So I had worked hard to make it work.
I strategised with my husband and aimed to double the number of stores to cover up our overhead. I hired, fired and then hired staff who can perform and perform consistently, and then rewarded them handsomely when they do well. The first time I gave my supervisors a bonus, they cried.
I set up the company rules and made sure everyone was in full agreement of them. People who disagreed with the rules were filtered out.
I made sure there was an effective system of inventory, hiring, accounting and the likes. It was imperative everyone did their part and helped me build a bigger ship. As everyone worked hard, our sales grew and the company stabilized. We continued to hire people and rewarded them according to their hard work. Gradually, as the company grew, the people’s lives became more and more stable. As their income became more stable, people can now start making long-term plans in staying with the company.
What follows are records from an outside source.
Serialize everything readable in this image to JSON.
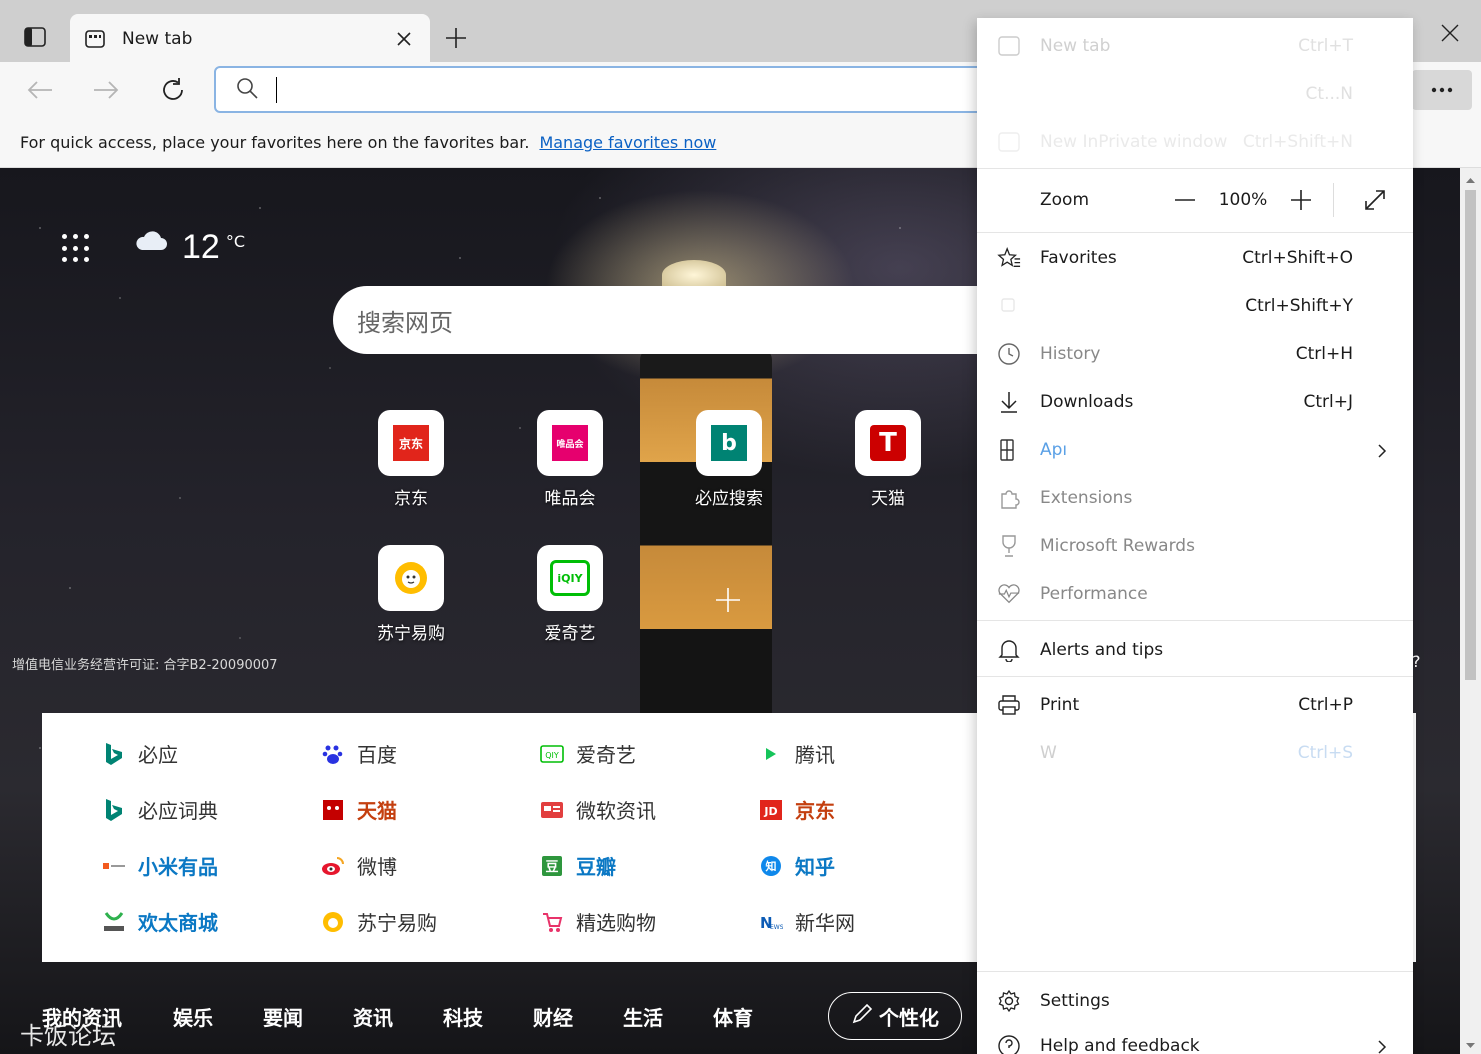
{
  "tab": {
    "title": "New tab"
  },
  "toolbar": {
    "address_placeholder": "",
    "more_label": "···"
  },
  "favorites_bar": {
    "message": "For quick access, place your favorites here on the favorites bar.",
    "link": "Manage favorites now"
  },
  "weather": {
    "temp": "12",
    "unit": "°C"
  },
  "search": {
    "placeholder": "搜索网页"
  },
  "tiles": [
    {
      "label": "京东",
      "icon_text": "京东",
      "color": "#e1251b"
    },
    {
      "label": "唯品会",
      "icon_text": "唯品会",
      "color": "#e6006e"
    },
    {
      "label": "必应搜索",
      "icon_text": "b",
      "color": "#008373"
    },
    {
      "label": "天猫",
      "icon_text": "T",
      "color": "#cc0000"
    },
    {
      "label": "苏宁易购",
      "icon_text": "",
      "color": "#ffbd00"
    },
    {
      "label": "爱奇艺",
      "icon_text": "iQIY",
      "color": "#00be06"
    }
  ],
  "license": "增值电信业务经营许可证: 合字B2-20090007",
  "right_hint": "?",
  "links": [
    {
      "label": "必应",
      "style": "normal",
      "icon": "bing-icon"
    },
    {
      "label": "百度",
      "style": "normal",
      "icon": "baidu-icon"
    },
    {
      "label": "爱奇艺",
      "style": "normal",
      "icon": "iqiyi-icon"
    },
    {
      "label": "腾讯",
      "style": "normal",
      "icon": "tencent-icon"
    },
    {
      "label": "必应词典",
      "style": "normal",
      "icon": "bing-icon"
    },
    {
      "label": "天猫",
      "style": "red",
      "icon": "tmall-icon"
    },
    {
      "label": "微软资讯",
      "style": "normal",
      "icon": "msn-icon"
    },
    {
      "label": "京东",
      "style": "red",
      "icon": "jd-icon"
    },
    {
      "label": "小米有品",
      "style": "blue",
      "icon": "youpin-icon"
    },
    {
      "label": "微博",
      "style": "normal",
      "icon": "weibo-icon"
    },
    {
      "label": "豆瓣",
      "style": "blue",
      "icon": "douban-icon"
    },
    {
      "label": "知乎",
      "style": "blue",
      "icon": "zhihu-icon"
    },
    {
      "label": "欢太商城",
      "style": "blue",
      "icon": "heytap-icon"
    },
    {
      "label": "苏宁易购",
      "style": "normal",
      "icon": "suning-icon"
    },
    {
      "label": "精选购物",
      "style": "normal",
      "icon": "shopping-icon"
    },
    {
      "label": "新华网",
      "style": "normal",
      "icon": "xinhua-icon"
    }
  ],
  "news_tabs": [
    "我的资讯",
    "娱乐",
    "要闻",
    "资讯",
    "科技",
    "财经",
    "生活",
    "体育"
  ],
  "personalize": "个性化",
  "watermark": "卡饭论坛",
  "menu": {
    "new_tab": {
      "label": "New tab",
      "shortcut": "Ctrl+T"
    },
    "new_window": {
      "label": "",
      "shortcut": "Ct...N"
    },
    "new_inprivate": {
      "label": "New InPrivate window",
      "shortcut": "Ctrl+Shift+N"
    },
    "zoom": {
      "label": "Zoom",
      "value": "100%"
    },
    "favorites": {
      "label": "Favorites",
      "shortcut": "Ctrl+Shift+O"
    },
    "collections": {
      "label": "",
      "shortcut": "Ctrl+Shift+Y"
    },
    "history": {
      "label": "History",
      "shortcut": "Ctrl+H"
    },
    "downloads": {
      "label": "Downloads",
      "shortcut": "Ctrl+J"
    },
    "apps": {
      "label": "Apı"
    },
    "extensions": {
      "label": "Extensions"
    },
    "rewards": {
      "label": "Microsoft Rewards"
    },
    "performance": {
      "label": "Performance"
    },
    "alerts": {
      "label": "Alerts and tips"
    },
    "print": {
      "label": "Print",
      "shortcut": "Ctrl+P"
    },
    "web_capture": {
      "label": "W",
      "shortcut": "Ctrl+S"
    },
    "settings": {
      "label": "Settings"
    },
    "help": {
      "label": "Help and feedback"
    }
  }
}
Now after 3.5 years, we are finally in the black.
Sure, we still have some loans to pay, but they are manageable. As long as the company continues to sell and grow, we can pay off these personal loans, money I took out myself just so that the business can grow.
Everything that happened to us the last three years is really a product of everyone’s hard work, good intentions, and talent. God has been looking out after us as well. Even today, I do not understand how we managed to build everything brick by brick. And how through time, we have allowed the cement to harden, solidifying our grip in our market.
So such criticism of me being a heartless b*tch is unfair.
Dude, I would not work this hard if I was a heartless b*tch.
I would just hire staff who I can order around, and then command them to work. I will try to lie, cheat and steal from my customers and my staff to get the profits. And I will not care about the company too much. If I was a real heartless b*tch, I wouldn’t care if the company lived or died. Why should I? I was set in life either way… by marrying my husband, I knew we would never starve.
Being very considerate and letting your staff run your business is very irresponsible for a boss to do. It’s like having your kids decide when to play or when to go to school. You are the boss and the parent, and it is important that you set the tone, and guide people to success. Because the bigger the company gets, the more you can share with your team. And the more you can share with your team, the more people you will help.
How many families have we helped just by managing this company? Back them, we only had 15 staff members. Now, we have around 45 staff. That’s 45 families we are supporting, 3x the number of staff when we first started.
So say what you want.
I know we are on the right track.
And if this means I need to be unpopular, then so be it.
Because that’s what a boss is — someone who makes the right decisions, no matter how unpopular they are. Because if I’m not there to police my staff, then who will? And I would rather be an unpopular boss who people think is heartless, than a truly heartless boss wannabe who really doesn’t care about the future of her people and her business.
Do you agree or disagree? Comments appreciated.